Close Window
Monkey Malaria Now Infecting Humans November 7, 2014
Pig-tailed macaque
Pig-tailed macaque, one of two species carrying a new potent malaria parasite now infecting humans.
An emerging monkey-borne parasite spreading across Southeast Asia was released into the human population through unbridled deforestation in recent decades, primarily from expanding palm oil plantations and demand for timber.

Plasmodium knowlesi malaria has long been endemic among the long-tailed and pig-tailed macaque populations of Malaysia and nearby countries.

It remained isolated from the human population by dense tropical rain forest habitats of the macaques until deforestation cleared the forests, and new roads that were built during the process allowed infected humans to carry the parasite elsewhere.

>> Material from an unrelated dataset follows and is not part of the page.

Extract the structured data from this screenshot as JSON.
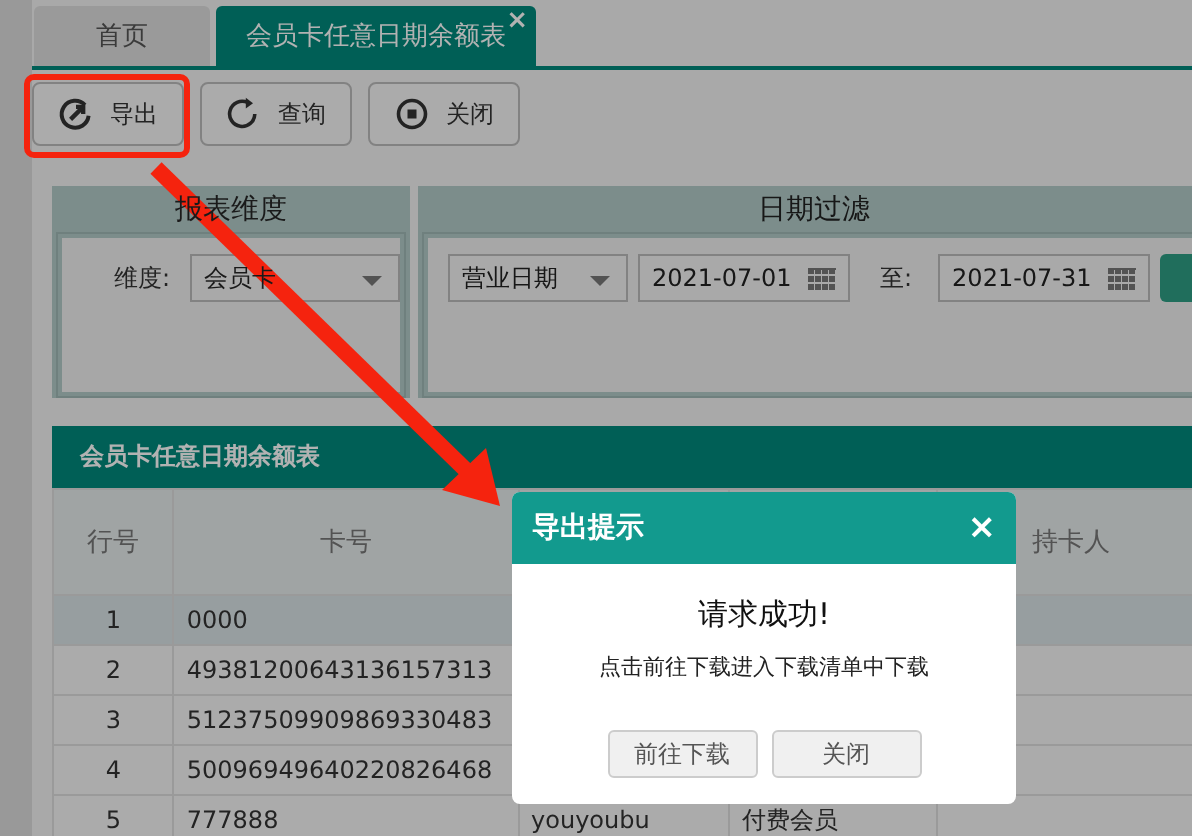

Research presented at the American Society of Tropical Medicine and Hygiene`s annual meeting revealed that Plasmodium knowlesi malaria is now the leading cause of malaria hospitalizations in Malaysia.

While the parasite causes only mild symptoms in macaques, it has become the fastest-replicating malaria parasite in humans, multiplying every 24 hours in the blood.

The research concludes that Plasmodium knowlesi has joined AIDS and Ebola as emerging or re-emerging dangerous diseases being passed to humans as more and more layers of once-isolated tropical forest are ravaged by human development.

Photo: File